Recently, the three returned to Retrocity Studios to record their second album. "Once Upon A Time" will be released in 2014, and if they have a little magic left, the world may yet know the legend of John the Conqueror.

Black Stars

"Black Stars are proof that rock music is fun. Now is the time to catch this band at a live show — they are young and raw, and loud, and electrifying, and a little insane, and probably only going to get more popular. I think they are a band to keep an eye on."
-S.B. Hider
http://www.pamusicscene.com/2012/01/black-stars-substance-and-style/

"Black Stars defy ordinary. Four young men from Marlton, NJ are devoted in starting their own renaissance in the Greater Philadelphia area. Here music can be upbeat, groovy, and sexy. Here, music still moves."
-Stefan Schultz
http://stefansir.tumblr.com/post/8500678053/the-black-stars

"These guys are good musicians and they clearly enjoy playing together in a supportive manner without a lot of interfering ego, and that combination is unusual, electric and compelling."
-S.B. Hider
http://www.pamusicscene.com/2012/01/black-stars-substance-and-style/

"From surreal to animated, melancholy to gratifying, this Philadelphia-based funk-rock band creates music that displays all emotions of not just the human mind, but of the human soul."
-Angela Weeks
http://thebeatpeople.wordpress.com/2011/10/08/an-interview-with-black-stars-lead-singer-nik-greeley/

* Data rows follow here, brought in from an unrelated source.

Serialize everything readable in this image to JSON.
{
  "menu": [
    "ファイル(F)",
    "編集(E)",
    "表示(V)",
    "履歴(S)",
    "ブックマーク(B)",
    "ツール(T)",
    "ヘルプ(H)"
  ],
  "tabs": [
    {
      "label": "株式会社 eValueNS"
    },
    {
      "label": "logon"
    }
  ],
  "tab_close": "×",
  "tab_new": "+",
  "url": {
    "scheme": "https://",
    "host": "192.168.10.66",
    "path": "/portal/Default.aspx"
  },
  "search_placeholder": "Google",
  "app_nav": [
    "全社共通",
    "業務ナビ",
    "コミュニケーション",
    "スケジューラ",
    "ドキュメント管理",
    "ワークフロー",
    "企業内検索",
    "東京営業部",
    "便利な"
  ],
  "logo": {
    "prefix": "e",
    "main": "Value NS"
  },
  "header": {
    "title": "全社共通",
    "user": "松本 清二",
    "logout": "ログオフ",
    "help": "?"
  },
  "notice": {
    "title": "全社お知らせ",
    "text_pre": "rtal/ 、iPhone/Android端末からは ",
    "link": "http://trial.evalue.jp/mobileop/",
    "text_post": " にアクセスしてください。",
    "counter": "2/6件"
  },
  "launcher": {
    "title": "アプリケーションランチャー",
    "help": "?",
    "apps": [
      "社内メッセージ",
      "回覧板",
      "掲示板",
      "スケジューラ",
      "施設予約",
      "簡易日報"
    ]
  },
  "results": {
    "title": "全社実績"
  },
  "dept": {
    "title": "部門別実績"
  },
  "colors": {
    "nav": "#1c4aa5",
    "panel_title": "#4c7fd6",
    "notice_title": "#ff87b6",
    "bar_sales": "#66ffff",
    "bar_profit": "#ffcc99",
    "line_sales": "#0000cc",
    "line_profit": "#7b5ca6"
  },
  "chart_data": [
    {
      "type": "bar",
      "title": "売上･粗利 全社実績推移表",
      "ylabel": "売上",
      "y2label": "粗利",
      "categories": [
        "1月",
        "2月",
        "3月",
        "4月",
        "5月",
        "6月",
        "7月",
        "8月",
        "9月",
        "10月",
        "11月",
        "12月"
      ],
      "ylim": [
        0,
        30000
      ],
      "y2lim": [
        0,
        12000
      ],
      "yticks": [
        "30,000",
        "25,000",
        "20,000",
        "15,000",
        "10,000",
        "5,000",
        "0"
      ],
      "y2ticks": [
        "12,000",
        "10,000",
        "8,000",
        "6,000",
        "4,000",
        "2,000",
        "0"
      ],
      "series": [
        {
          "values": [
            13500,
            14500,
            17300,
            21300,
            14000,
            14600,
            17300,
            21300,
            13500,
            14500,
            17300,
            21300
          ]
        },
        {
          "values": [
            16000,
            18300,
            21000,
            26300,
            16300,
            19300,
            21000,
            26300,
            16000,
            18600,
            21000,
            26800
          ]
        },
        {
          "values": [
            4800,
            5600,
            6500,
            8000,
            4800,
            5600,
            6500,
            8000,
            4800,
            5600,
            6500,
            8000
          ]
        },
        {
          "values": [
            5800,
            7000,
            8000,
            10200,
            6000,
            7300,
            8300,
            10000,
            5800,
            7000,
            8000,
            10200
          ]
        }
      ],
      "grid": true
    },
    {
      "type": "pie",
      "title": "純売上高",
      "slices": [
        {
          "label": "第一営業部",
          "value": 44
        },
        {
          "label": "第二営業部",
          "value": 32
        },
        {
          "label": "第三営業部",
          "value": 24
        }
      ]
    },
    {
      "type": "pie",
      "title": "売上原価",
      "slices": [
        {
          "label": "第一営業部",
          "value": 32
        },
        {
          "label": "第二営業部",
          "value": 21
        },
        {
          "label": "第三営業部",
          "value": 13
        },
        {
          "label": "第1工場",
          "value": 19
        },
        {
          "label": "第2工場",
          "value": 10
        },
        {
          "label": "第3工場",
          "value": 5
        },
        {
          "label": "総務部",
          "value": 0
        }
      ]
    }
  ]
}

Black Stars is a band lead by singer/guitarist Nik Greeley and was formed in the late summer of 2010 with his good friend and bassist, Freshy. Black Stars have built a reputation for putting on a very exciting, high energy live show, with a style steeped in Rock, Funk, Soul, Psychedelic and Alternative.

$10.00 - $12.00

Tickets

add to your calendar

Who’s Going

Upcoming Events
MilkBoy Philly

Ticketfly

Lionize with John the Conqueror, Black Stars

Thursday, August 8 · Doors 8:00 PM / Show 9:00 PM at MilkBoy Philly